How Can We Stop Distracted Driving in Oklahoma?
Oklahoma law prohibits texting while driving and bars commercial drivers and public transit drivers from using hand-held phones when they drive. However, laws go only so far when it comes to stopping people from driving while distracted. In a survey by the driver analytics firm, Cambridge Mobile Telematics (CMT), only 39 percent of drivers said that laws actually incentivized them to put down their phones while driving.
If we want to stop distracted driving in Oklahoma and elsewhere, our society may need to go beyond passing new laws. It may take some creativity. For example, in that same CMT survey, more drivers said they would be motivated to stop cell phone use while driving if they received insurance discounts (79 percent) or rewards such as gift cards or promotions (59 percent).
Still, the most practical approach may be to focus prevention efforts on our youngest drivers. After all, drivers in the 16 to 25 age group accounted for roughly 38 percent of the distracted driving accidents in Oklahoma in 2016, OHSO statistics show. That is a startling figure. Parents, in this sense, can play a key role.
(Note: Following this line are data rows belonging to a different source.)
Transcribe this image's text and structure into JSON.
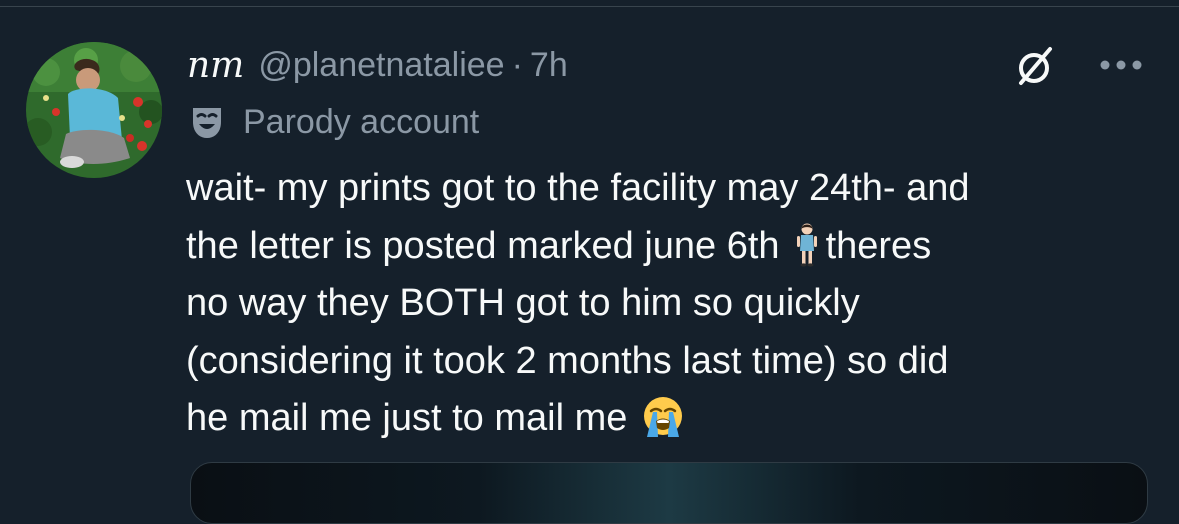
{
  "tweet": {
    "author": {
      "display_name": "nm",
      "handle": "@planetnataliee",
      "separator": "·",
      "time": "7h",
      "label": "Parody account",
      "label_icon": "theater-mask-icon",
      "avatar": "avatar-image"
    },
    "actions": {
      "grok_icon": "grok-icon",
      "more_icon": "more-icon"
    },
    "text_lines": [
      {
        "text": "wait- my prints got to the facility may 24th- and"
      },
      {
        "before": "the letter is posted marked june 6th",
        "emoji": "standing-woman-emoji",
        "after": "theres"
      },
      {
        "text": "no way they BOTH got to him so quickly"
      },
      {
        "text": "(considering it took 2 months last time) so did"
      },
      {
        "before": "he  mail me just to mail me",
        "emoji": "loudly-crying-face-emoji"
      }
    ]
  },
  "colors": {
    "background": "#15202b",
    "primary_text": "#f7f9f9",
    "secondary_text": "#8b98a5",
    "divider": "#38444d"
  }
}
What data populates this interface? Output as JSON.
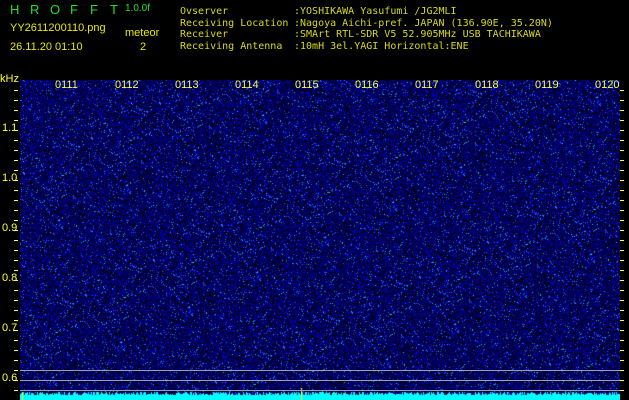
{
  "header": {
    "logo_letters": [
      "H",
      "R",
      "O",
      "F",
      "F",
      "T"
    ],
    "version": "1.0.0f",
    "filename": "YY2611200110.png",
    "datetime": "26.11.20 01:10",
    "meteor_label": "meteor",
    "meteor_count": "2"
  },
  "info": [
    {
      "label": "Ovserver",
      "value": ":YOSHIKAWA Yasufumi /JG2MLI"
    },
    {
      "label": "Receiving Location",
      "value": ":Nagoya Aichi-pref. JAPAN (136.90E, 35.20N)"
    },
    {
      "label": "Receiver",
      "value": ":SMArt RTL-SDR V5 52.905MHz USB TACHIKAWA"
    },
    {
      "label": "Receiving Antenna",
      "value": ":10mH 3el.YAGI Horizontal:ENE"
    }
  ],
  "spectrogram": {
    "y_unit": "kHz",
    "time_labels": [
      "0111",
      "0112",
      "0113",
      "0114",
      "0115",
      "0116",
      "0117",
      "0118",
      "0119",
      "0120"
    ],
    "freq_labels": [
      "1.1",
      "1.0",
      "0.9",
      "0.8",
      "0.7",
      "0.6"
    ],
    "colors": {
      "background": "#000010",
      "signal": "#1a1aff",
      "spark": "#00e0ff",
      "baseline": "#00ffff"
    }
  }
}
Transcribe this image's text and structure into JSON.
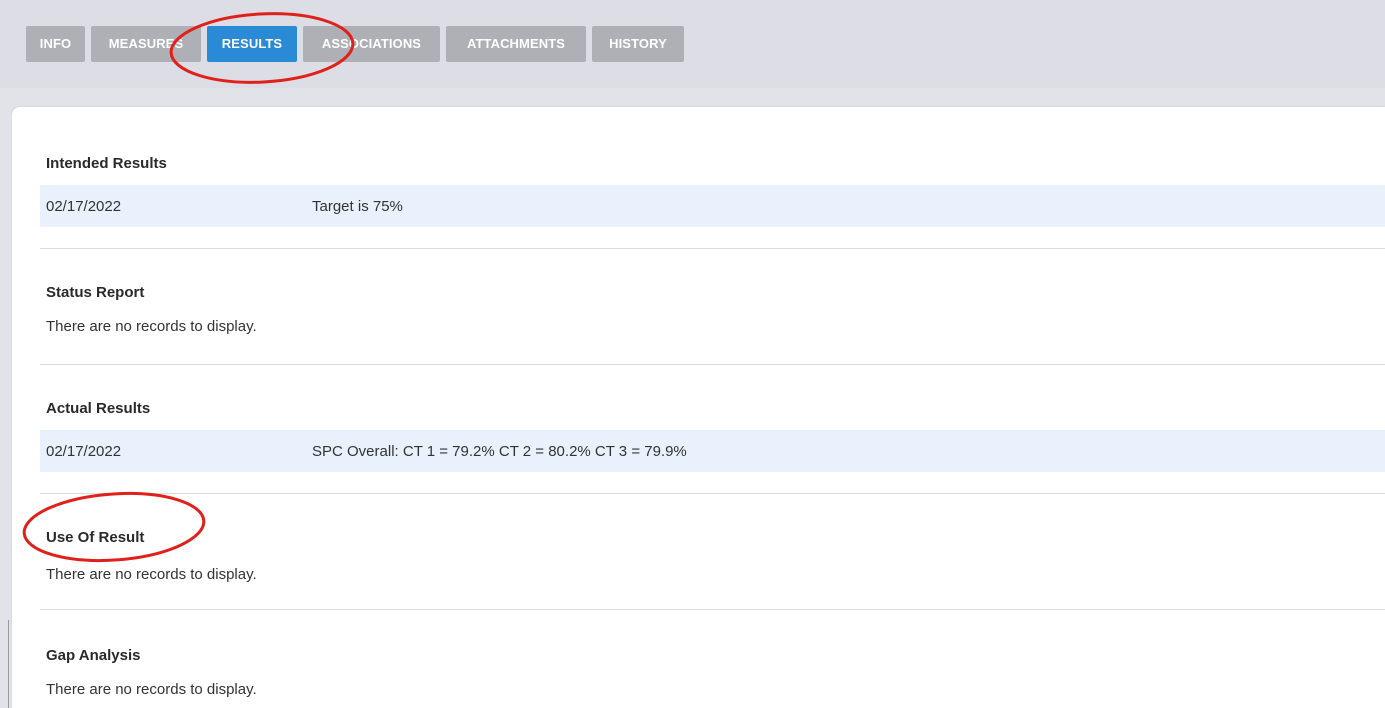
{
  "tabs": [
    {
      "label": "INFO",
      "active": false
    },
    {
      "label": "MEASURES",
      "active": false
    },
    {
      "label": "RESULTS",
      "active": true
    },
    {
      "label": "ASSOCIATIONS",
      "active": false
    },
    {
      "label": "ATTACHMENTS",
      "active": false
    },
    {
      "label": "HISTORY",
      "active": false
    }
  ],
  "sections": {
    "intended": {
      "title": "Intended Results",
      "rows": [
        {
          "date": "02/17/2022",
          "text": "Target is 75%"
        }
      ]
    },
    "status": {
      "title": "Status Report",
      "empty": "There are no records to display."
    },
    "actual": {
      "title": "Actual Results",
      "rows": [
        {
          "date": "02/17/2022",
          "text": "SPC Overall: CT 1 = 79.2% CT 2 = 80.2% CT 3 = 79.9%"
        }
      ]
    },
    "use": {
      "title": "Use Of Result",
      "empty": "There are no records to display."
    },
    "gap": {
      "title": "Gap Analysis",
      "empty": "There are no records to display."
    }
  },
  "colors": {
    "active_tab": "#2a8ad6",
    "inactive_tab": "#aeb0b5",
    "row_highlight": "#e9f1fd",
    "annotation": "#e0201a"
  }
}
If you are the parent of a young driver, you should take the time to talk with your child about the dangers of distracted driving. Stress to your child that he or she should never try to multitask when behind the wheel. Of course, you can also set strict rules such as:
- Turn off the phone when you drive. You can only use the phone in the car if there is an emergency – and even then, you must pull off to a safe area before you turn it on.
- No eating or drinking while driving is allowed.
- You can only drive with one passenger until you are more experienced and mature driver.
- If you violate any of these rules, you lose your driving privileges until further notice.
While it may seem harsh to set down these rules, and the child may balk at them at first, the reality is that you will do your child and others on the road a favor and, perhaps, help to save lives.
Hurt by a Distracted Driver? Our Oklahoma Car Accident Attorneys Are Here to Help
Unfortunately, neither you nor your young driver can control what others do on the road. If you were injured in an accident caused by a distracted driver, make sure to protect your rights by getting help from an experienced and dedicated Oklahoma car accident attorney. Contact Cain Law Office today, and we will provide you with a free consultation through our offices in Oklahoma City and Edmond.